This means that State-owned enterprises (SOEs) and municipalities are required to buy locally manufactured goods for projects to encourage job creation and stimulate the industry. A designation will entail a set period, such as five years, during which the SOEs and municipalities are required to buy the product.
Sapsda believes that this will provide the manufacturers with a short-term advantage over imports, and, consequently, capital to increase manufacturing capacity and improve skills development. The designation will highlight the manufacturing capabilities and capacity of South African foundries and manufacturers.
Meanwhile, several foundries in South Africa are struggling to maintain manufacturing volumes, as many pump manufacturers are importing components rather than acquiring locally manufactured castings, Thys Wehmeyer points out.
“Most important for the success of the pumping industry is the success of the foundries . . . if they go belly up, so will pumps manufacturing. . . ”
He emphasises, therefore, that it is critical that foundries are competitive, otherwise the local pumps industry cannot be competitive internationally. Designation will once again play a pivotal role in maintaining production levels in local foundries.
Sapsda currently has 28 members, and an ongoing initiative is the aim to increase membership by attracting companies in other Southern African Development Community countries. There are currently five association directors, which Sapsda aims to increase to nine. By having nine directors, Sapsda will have greater representation of the associated industries and nine members will ensure a quorum at meetings.
“We did not do a big membership drive until we had all our paperwork together and were registered properly,” illustrates Thys Wehmeyer.
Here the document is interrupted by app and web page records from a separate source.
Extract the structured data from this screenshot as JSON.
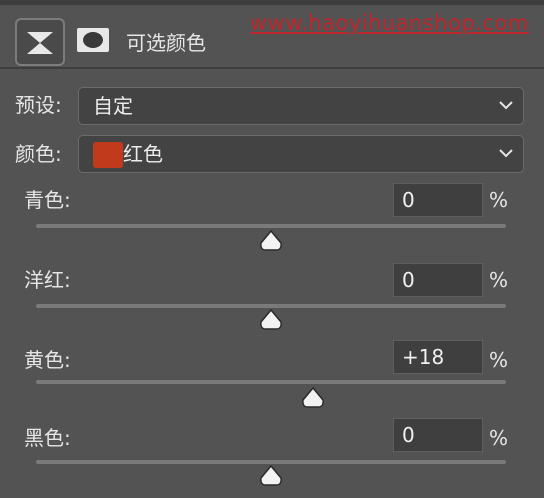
{
  "header": {
    "title": "可选颜色",
    "watermark": "www.haoyihuanshop.com",
    "adjustment_icon": "selective-color-adjustment-icon",
    "mask_icon": "layer-mask-icon"
  },
  "preset": {
    "label": "预设:",
    "value": "自定"
  },
  "colors": {
    "label": "颜色:",
    "value": "红色",
    "swatch_color": "#c23a1c"
  },
  "sliders": [
    {
      "label": "青色:",
      "value": "0",
      "unit": "%",
      "numeric": 0
    },
    {
      "label": "洋红:",
      "value": "0",
      "unit": "%",
      "numeric": 0
    },
    {
      "label": "黄色:",
      "value": "+18",
      "unit": "%",
      "numeric": 18
    },
    {
      "label": "黑色:",
      "value": "0",
      "unit": "%",
      "numeric": 0
    }
  ],
  "slider_range": [
    -100,
    100
  ]
}
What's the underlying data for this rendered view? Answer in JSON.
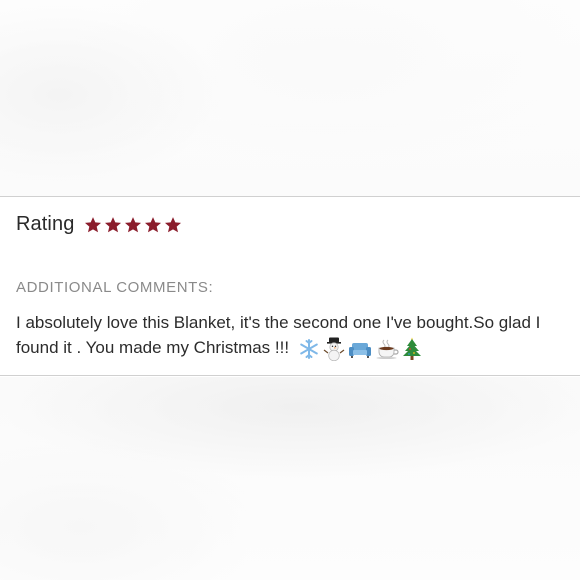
{
  "review": {
    "rating_label": "Rating",
    "rating_value": 5,
    "rating_max": 5,
    "star_color": "#8b1d2c",
    "comments_label": "ADDITIONAL COMMENTS:",
    "comment_text": "I absolutely love this Blanket, it's the second one I've bought.So glad I found it . You made my Christmas !!!",
    "comment_emojis": [
      "snowflake-icon",
      "snowman-icon",
      "couch-icon",
      "coffee-icon",
      "christmas-tree-icon"
    ]
  }
}
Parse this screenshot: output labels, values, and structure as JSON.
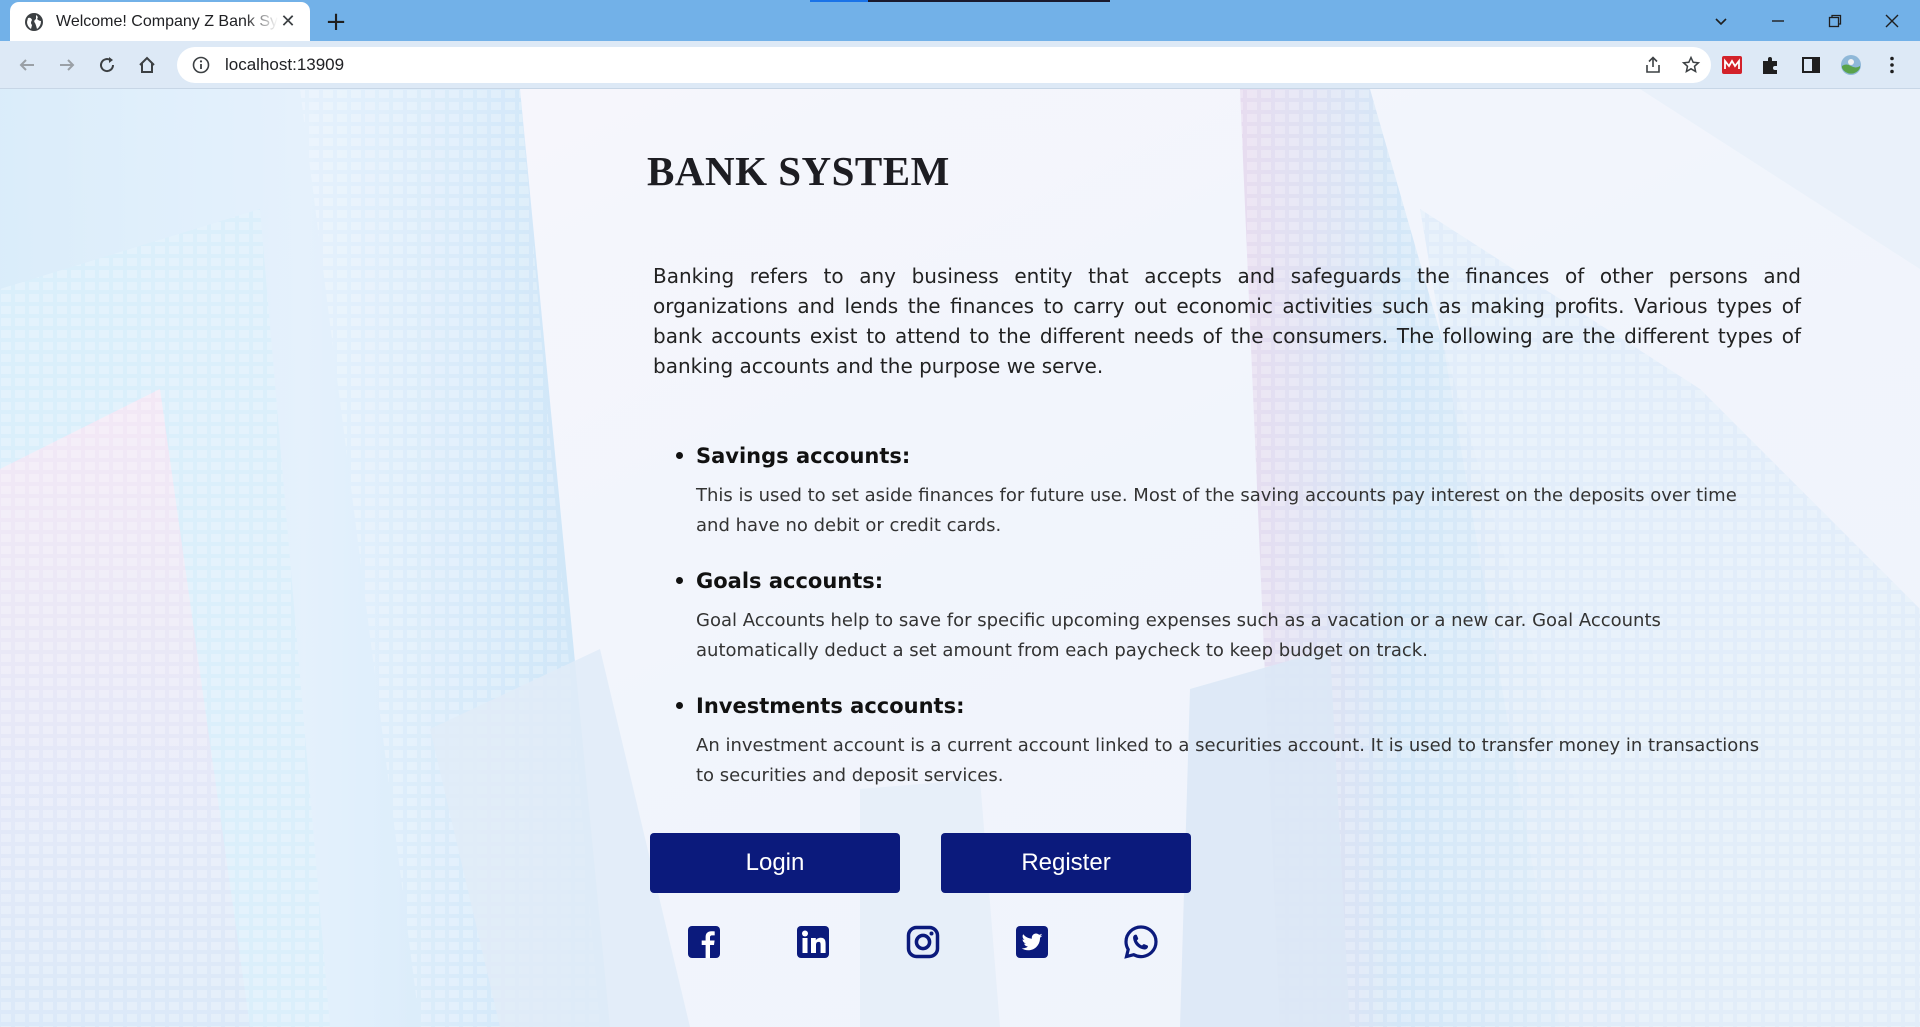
{
  "browser": {
    "tab_title": "Welcome! Company Z Bank System",
    "tab_close": "✕",
    "new_tab": "+",
    "url": "localhost:13909"
  },
  "page": {
    "heading": "BANK SYSTEM",
    "intro": "Banking refers to any business entity that accepts and safeguards the finances of other persons and organizations and lends the finances to carry out economic activities such as making profits. Various types of bank accounts exist to attend to the different needs of the consumers. The following are the different types of banking accounts and the purpose we serve.",
    "accounts": [
      {
        "title": "Savings accounts:",
        "description": "This is used to set aside finances for future use. Most of the saving accounts pay interest on the deposits over time and have no debit or credit cards."
      },
      {
        "title": "Goals accounts:",
        "description": "Goal Accounts help to save for specific upcoming expenses such as a vacation or a new car. Goal Accounts automatically deduct a set amount from each paycheck to keep budget on track."
      },
      {
        "title": "Investments accounts:",
        "description": "An investment account is a current account linked to a securities account. It is used to transfer money in transactions to securities and deposit services."
      }
    ],
    "buttons": {
      "login": "Login",
      "register": "Register"
    },
    "social_icons": [
      "facebook-icon",
      "linkedin-icon",
      "instagram-icon",
      "twitter-icon",
      "whatsapp-icon"
    ]
  },
  "colors": {
    "button_bg": "#0b1a7c",
    "icon_color": "#0b1a7c",
    "titlebar": "#72b1e8",
    "toolbar": "#dde9f6"
  }
}
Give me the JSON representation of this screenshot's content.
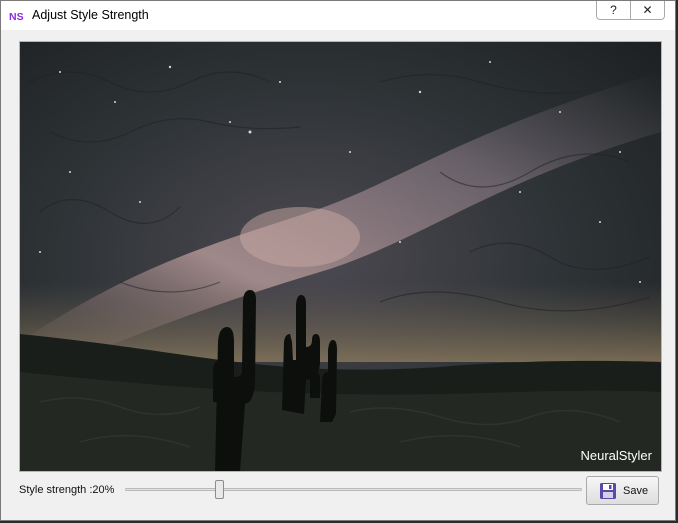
{
  "window": {
    "title": "Adjust Style Strength",
    "app_icon": "NS"
  },
  "titlebar_buttons": {
    "help": "?",
    "close": "✕"
  },
  "preview": {
    "watermark": "NeuralStyler"
  },
  "controls": {
    "strength_label": "Style strength :20%",
    "strength_value": 0.2,
    "save_label": "Save",
    "save_icon": "floppy-disk-icon"
  }
}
Sapsda organised a golf day earlier this month to raise money for the association and drive membership. The next membership drive will occur at the Electra Mining Exhibition, where Sapsda will distribute information about the association.